With all that has taken place over the past two years, managed service providers (MSP) are at a critical juncture regarding cybersecurity. As digital footprints expand, so do the risks facing every business, including MSPs and their clients. From remote and hybrid work environments to the increasing use of cloud solutions to manage business processes, there are many new threats and more opportunities for cybercriminals to infiltrate key systems.
Honeypots bait threat actors and protect legitimate client environments from a variety of malicious activities.
To address these risks, MSPs must implement technologies that can thwart attacks and give them greater and more proactive cyber and mitigation capabilities. Honeypots can aid in that process. These applications serve as decoys, acting as a potential target for attackers − usually, a server or other high-value asset − then gather information and notify IT teams about any unauthorized attempts to access information or business systems.

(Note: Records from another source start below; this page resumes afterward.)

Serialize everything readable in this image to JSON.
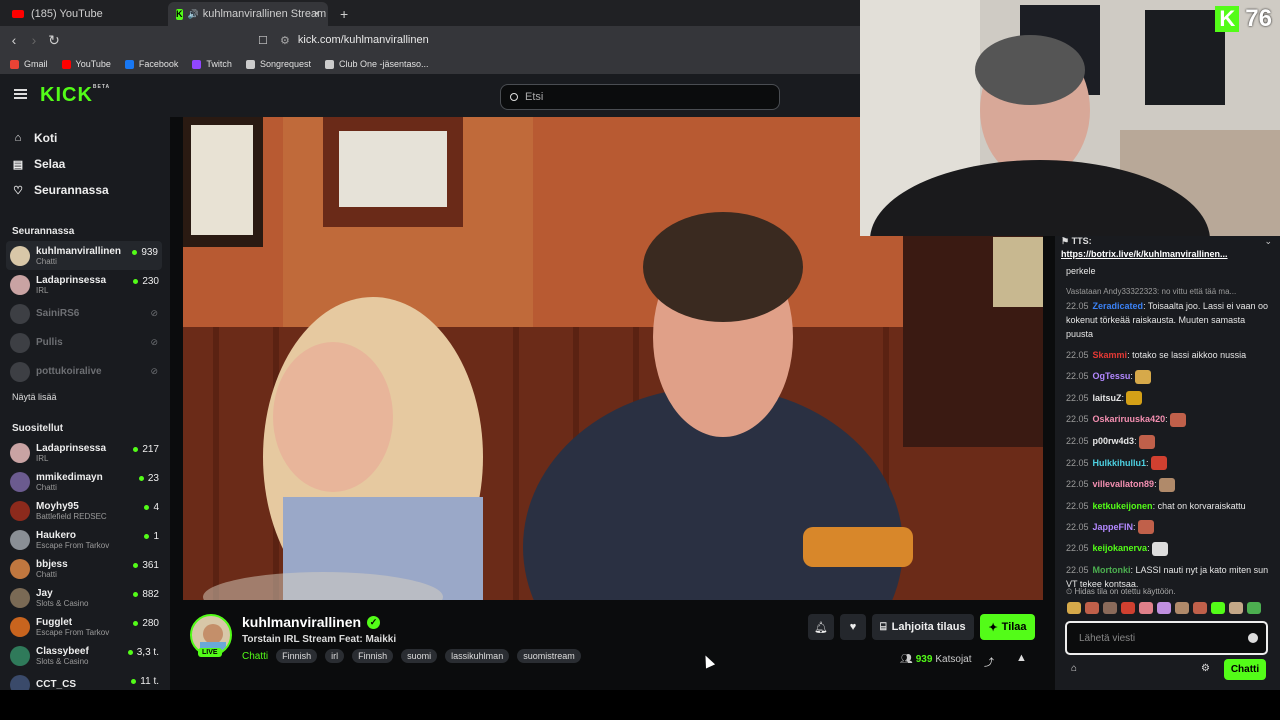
{
  "browser": {
    "tabs": [
      {
        "title": "(185) YouTube",
        "icon": "youtube-icon"
      },
      {
        "title": "kuhlmanvirallinen Stream - W",
        "icon": "kick-icon"
      }
    ],
    "new_tab": "+",
    "close": "×",
    "url": "kick.com/kuhlmanvirallinen",
    "bookmarks": [
      {
        "label": "Gmail",
        "color": "#ea4335"
      },
      {
        "label": "YouTube",
        "color": "#ff0000"
      },
      {
        "label": "Facebook",
        "color": "#1877f2"
      },
      {
        "label": "Twitch",
        "color": "#9146ff"
      },
      {
        "label": "Songrequest",
        "color": "#cccccc"
      },
      {
        "label": "Club One -jäsentaso...",
        "color": "#cccccc"
      }
    ]
  },
  "header": {
    "logo": "KICK",
    "logo_badge": "BETA",
    "search_placeholder": "Etsi"
  },
  "sidebar": {
    "nav": [
      {
        "label": "Koti",
        "icon": "home-icon"
      },
      {
        "label": "Selaa",
        "icon": "browse-icon"
      },
      {
        "label": "Seurannassa",
        "icon": "heart-icon"
      }
    ],
    "following_title": "Seurannassa",
    "following": [
      {
        "name": "kuhlmanvirallinen",
        "category": "Chatti",
        "viewers": "939",
        "color": "#d8c7a8"
      },
      {
        "name": "Ladaprinsessa",
        "category": "IRL",
        "viewers": "230",
        "color": "#c9a3a3"
      },
      {
        "name": "SainiRS6",
        "category": "",
        "viewers": "",
        "color": "#55585d"
      },
      {
        "name": "Pullis",
        "category": "",
        "viewers": "",
        "color": "#55585d"
      },
      {
        "name": "pottukoiralive",
        "category": "",
        "viewers": "",
        "color": "#55585d"
      }
    ],
    "show_more": "Näytä lisää",
    "recommended_title": "Suositellut",
    "recommended": [
      {
        "name": "Ladaprinsessa",
        "category": "IRL",
        "viewers": "217",
        "color": "#c9a3a3"
      },
      {
        "name": "mmikedimayn",
        "category": "Chatti",
        "viewers": "23",
        "color": "#6b5b8f"
      },
      {
        "name": "Moyhy95",
        "category": "Battlefield REDSEC",
        "viewers": "4",
        "color": "#8c2a1c"
      },
      {
        "name": "Haukero",
        "category": "Escape From Tarkov",
        "viewers": "1",
        "color": "#8a8f95"
      },
      {
        "name": "bbjess",
        "category": "Chatti",
        "viewers": "361",
        "color": "#c0773f"
      },
      {
        "name": "Jay",
        "category": "Slots & Casino",
        "viewers": "882",
        "color": "#7a6a55"
      },
      {
        "name": "Fugglet",
        "category": "Escape From Tarkov",
        "viewers": "280",
        "color": "#c8641e"
      },
      {
        "name": "Classybeef",
        "category": "Slots & Casino",
        "viewers": "3,3 t.",
        "color": "#2f7a5a"
      },
      {
        "name": "CCT_CS",
        "category": "",
        "viewers": "11 t.",
        "color": "#3a4a6a"
      }
    ]
  },
  "overlay": {
    "kick_letter": "K",
    "count": "76"
  },
  "stream": {
    "channel": "kuhlmanvirallinen",
    "live": "LIVE",
    "title": "Torstain IRL Stream Feat: Maikki",
    "category": "Chatti",
    "tags": [
      "Finnish",
      "irl",
      "Finnish",
      "suomi",
      "lassikuhlman",
      "suomistream"
    ],
    "gift_label": "Lahjoita tilaus",
    "subscribe_label": "Tilaa",
    "viewers_count": "939",
    "viewers_label": "Katsojat"
  },
  "chat": {
    "pinned_label": "TTS:",
    "pinned_link": "https://botrix.live/k/kuhlmanvirallinen...",
    "messages": [
      {
        "time": "",
        "user": "",
        "text": "perkele",
        "color": "#e6e6e6"
      },
      {
        "reply": "Vastataan Andy33322323: no vittu että tää ma...",
        "time": "22.05",
        "user": "Zeradicated",
        "text": ": Toisaalta joo. Lassi ei vaan oo kokenut törkeää raiskausta. Muuten samasta puusta",
        "color": "#3b82f6"
      },
      {
        "time": "22.05",
        "user": "Skammi",
        "text": ": totako se lassi aikkoo nussia",
        "color": "#e53935"
      },
      {
        "time": "22.05",
        "user": "OgTessu",
        "text": ":",
        "color": "#b388ff",
        "emote": "#d6a94a"
      },
      {
        "time": "22.05",
        "user": "laitsuZ",
        "text": ":",
        "color": "#e6e6e6",
        "emote": "#d4a017"
      },
      {
        "time": "22.05",
        "user": "Oskariruuska420",
        "text": ":",
        "color": "#f48fb1",
        "emote": "#c0604a"
      },
      {
        "time": "22.05",
        "user": "p00rw4d3",
        "text": ":",
        "color": "#e6e6e6",
        "emote": "#c0604a"
      },
      {
        "time": "22.05",
        "user": "Hulkkihullu1",
        "text": ":",
        "color": "#4dd0e1",
        "emote": "#d04030"
      },
      {
        "time": "22.05",
        "user": "villevallaton89",
        "text": ":",
        "color": "#f48fb1",
        "emote": "#b08a6a"
      },
      {
        "time": "22.05",
        "user": "ketkukeijonen",
        "text": ": chat on korvaraiskattu",
        "color": "#53fc18"
      },
      {
        "time": "22.05",
        "user": "JappeFIN",
        "text": ":",
        "color": "#b388ff",
        "emote": "#c0604a"
      },
      {
        "time": "22.05",
        "user": "keijokanerva",
        "text": ":",
        "color": "#53fc18",
        "emote": "#dddddd"
      },
      {
        "time": "22.05",
        "user": "Mortonki",
        "text": ": LASSI nauti nyt ja kato miten sun VT tekee kontsaa.",
        "color": "#4caf50"
      }
    ],
    "slow_mode": "Hidas tila on otettu käyttöön.",
    "input_placeholder": "Lähetä viesti",
    "send_label": "Chatti"
  }
}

Honeypots bait threat actors and protect legitimate client environments from a variety of malicious activities.
Attackers will believe they have free access to critical business systems when, in fact, the applications isolate them from the network. Honeypots can be used as test environments to deflect and validate protection schemes, logging cybercriminals’ keystrokes and alerting MSPs about access attempts.

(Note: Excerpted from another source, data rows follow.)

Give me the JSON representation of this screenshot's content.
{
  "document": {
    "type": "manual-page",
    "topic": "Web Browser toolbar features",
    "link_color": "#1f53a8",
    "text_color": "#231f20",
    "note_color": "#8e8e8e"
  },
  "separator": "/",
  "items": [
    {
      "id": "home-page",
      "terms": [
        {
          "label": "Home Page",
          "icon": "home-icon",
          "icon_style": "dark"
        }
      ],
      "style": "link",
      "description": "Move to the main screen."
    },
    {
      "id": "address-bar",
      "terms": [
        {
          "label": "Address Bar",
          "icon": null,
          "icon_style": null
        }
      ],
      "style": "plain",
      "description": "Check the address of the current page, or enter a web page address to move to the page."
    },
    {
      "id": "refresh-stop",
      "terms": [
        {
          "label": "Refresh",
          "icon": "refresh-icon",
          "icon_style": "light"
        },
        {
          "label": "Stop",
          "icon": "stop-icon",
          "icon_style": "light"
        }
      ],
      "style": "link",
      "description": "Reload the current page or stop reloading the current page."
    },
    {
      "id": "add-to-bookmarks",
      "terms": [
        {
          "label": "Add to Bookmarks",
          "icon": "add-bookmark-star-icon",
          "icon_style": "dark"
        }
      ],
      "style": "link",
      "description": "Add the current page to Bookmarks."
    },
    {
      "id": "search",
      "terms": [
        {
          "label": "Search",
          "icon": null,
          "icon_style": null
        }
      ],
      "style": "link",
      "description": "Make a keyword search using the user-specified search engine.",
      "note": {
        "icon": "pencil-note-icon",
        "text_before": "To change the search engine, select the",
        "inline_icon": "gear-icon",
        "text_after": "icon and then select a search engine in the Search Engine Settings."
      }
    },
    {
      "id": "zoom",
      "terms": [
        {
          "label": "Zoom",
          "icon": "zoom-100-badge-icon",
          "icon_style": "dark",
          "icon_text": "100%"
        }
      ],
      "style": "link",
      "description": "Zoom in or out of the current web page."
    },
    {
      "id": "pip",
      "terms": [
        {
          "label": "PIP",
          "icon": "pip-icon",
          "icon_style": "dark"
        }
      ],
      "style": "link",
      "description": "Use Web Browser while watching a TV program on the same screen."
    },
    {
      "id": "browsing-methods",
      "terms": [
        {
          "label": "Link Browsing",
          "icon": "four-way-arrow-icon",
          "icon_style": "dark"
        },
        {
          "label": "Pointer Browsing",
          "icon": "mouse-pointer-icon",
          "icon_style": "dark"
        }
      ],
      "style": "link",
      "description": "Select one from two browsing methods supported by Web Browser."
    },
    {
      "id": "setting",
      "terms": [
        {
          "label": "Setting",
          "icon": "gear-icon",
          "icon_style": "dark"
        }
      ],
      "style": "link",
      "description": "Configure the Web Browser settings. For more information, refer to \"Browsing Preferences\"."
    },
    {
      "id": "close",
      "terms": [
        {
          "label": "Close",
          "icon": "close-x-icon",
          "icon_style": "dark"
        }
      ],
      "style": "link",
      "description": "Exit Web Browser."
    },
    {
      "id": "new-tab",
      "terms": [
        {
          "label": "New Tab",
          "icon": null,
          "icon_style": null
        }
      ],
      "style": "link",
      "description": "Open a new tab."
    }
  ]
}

While traditional IDS/IPS rely on published signatures to identify attacks, these applications validate incident response capabilities and can provide a powerful deterrent to insider threats. Here are a few types of honeypots IT service professionals can implement to secure their clients’ mission-critical digital resources:
Types of honeypots

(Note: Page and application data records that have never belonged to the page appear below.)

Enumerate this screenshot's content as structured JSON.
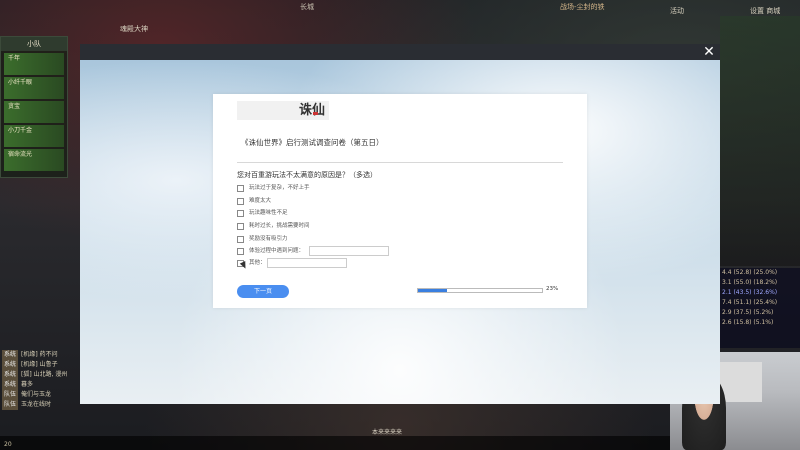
{
  "game": {
    "top_title": "长城",
    "top_left_b": "魂殿大神",
    "top_right_a": "战场-尘封的铁",
    "top_right_b": "活动",
    "top_right_c": "设置 商城",
    "party_title": "小队",
    "members": [
      "千年",
      "小纤千眼",
      "贪宝",
      "小刀千金",
      "宿命流光"
    ],
    "stats": [
      "4.4 (52.8) (25.0%)",
      "3.1 (55.0) (18.2%)",
      "2.1 (43.5) (32.6%)",
      "7.4 (51.1) (25.4%)",
      "2.9 (37.5) (5.2%)",
      "2.6 (15.8) (5.1%)"
    ],
    "chat": [
      {
        "tag": "系统",
        "text": "[机缘] 药不问"
      },
      {
        "tag": "系统",
        "text": "[机缘] 山鲁子"
      },
      {
        "tag": "系统",
        "text": "[狐] 山北路, 漫州"
      },
      {
        "tag": "系统",
        "text": "暮多"
      },
      {
        "tag": "队伍",
        "text": "俺们与玉龙"
      },
      {
        "tag": "队伍",
        "text": "玉龙在线时"
      }
    ],
    "bottom_left": "20",
    "bottom_center": "本来来来来"
  },
  "overlay": {
    "close_label": "✕"
  },
  "survey": {
    "logo_text": "诛仙",
    "title": "《诛仙世界》启行测试调查问卷（第五日）",
    "question": "您对百重游玩法不太满意的原因是？（多选）",
    "options": [
      {
        "label": "玩法过于复杂，不好上手",
        "has_input": false
      },
      {
        "label": "难度太大",
        "has_input": false
      },
      {
        "label": "玩法趣味性不足",
        "has_input": false
      },
      {
        "label": "耗时过长，挑战需要时间",
        "has_input": false
      },
      {
        "label": "奖励没有吸引力",
        "has_input": false
      },
      {
        "label": "体验过程中遇到问题：",
        "has_input": true
      },
      {
        "label": "其他：",
        "has_input": true
      }
    ],
    "prev_button": "下一页",
    "progress_percent": 23,
    "progress_label": "23%"
  },
  "colors": {
    "accent": "#4a8ef0",
    "progress": "#3a7fe0"
  }
}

Honeypots that run in the background are a good way to protect clients against phishing attacks and detect malware. Many incidents target client-side applications, such as email and web browsers. Low-interaction honeypots intercept malicious attacks and collect information about their origins and methods. Security professionals can identify and prevent future attacks using these relatively easy-to-implement and maintain solutions.
These versions allow hackers to interact with the system with very few restrictions and gather as much information as possible about the attackers and their techniques. High-interaction honeypots are a valuable resource for studying threat actor behaviors and the tools and tactics they employ to target networks and business systems.
These solutions lure and capture electronic messages and attachments from automated email address harvesters. Trap applications collect and analyze data on the spammers, redirect those messages, and identify suspect IP addresses.
As the name indicates, these solutions act as a decoy to encourage malware attacks. Managed service providers can leverage these tools to assess and recommend the proper anti-virus and anti-malware software for their clients.
Networks of honeypots can spoof real business IT environments, including multiple systems, servers, databases, routers, and a host of digital assets. Honeynets mimic the entire ecosystem, encouraging cybercriminals to engage for longer periods and allowing IT professionals to gather more data on the threat actor’s activities, tools, and techniques.
Similar to spam or email traps, these solutions trap web crawlers by creating links and web pages only accessible to those attacks. Identifying these threats allows security-minded MSPs to block malicious bots and malware.
The good and the bad
Detecting insider threats with honeypots is an inexpensive and low-risk way to test your client’s system wherewithal. These solutions allow MSPs to test internal and external security teams’ responses to suspicious activity.
While there are several benefits to using honeypots to protect your clients’ networks, they are not foolproof and can still be compromised. Sophisticated intruders using well-known open-source utilities like Nmap allow them to decrypt encrypted messages, which could compromise honeypots. And as cybercriminals become savvier, they can also use a decoy computer system to gain more insight into your client’s network and how they could obtain full access or provide you with bad intelligence, which could also lead to false positives, sending IT professionals on a wild goose chase.
In addition, because of the type of data collected, there are potential legal issues if an innocent third party with no ill intent gets snared into the trap. Those concerns include entrapment and violations of privacy and anti-hacking laws, which MSPs can avoid by minimizing the types of information they collect and including disclosures in their standard Terms and Conditions.
When it comes to keeping your clients’ data safe, prevention is the best strategy, and knowledge is power. Leveraging tools that provide insight into how cybercriminals attack allows your team to stay a step ahead and implement proper protections to ward off potential attacks.
About the author
Amy Luby is the Founder of Modern MSP. A proven entrepreneur and pioneer in the IT services industry, Amy founded and built one of the first Managed Services Providers in America. Next, she expanded that business into one of the first Master MSPs, defining both business models in the process. You can connect with her on Facebook, Twitter, and LinkedIn.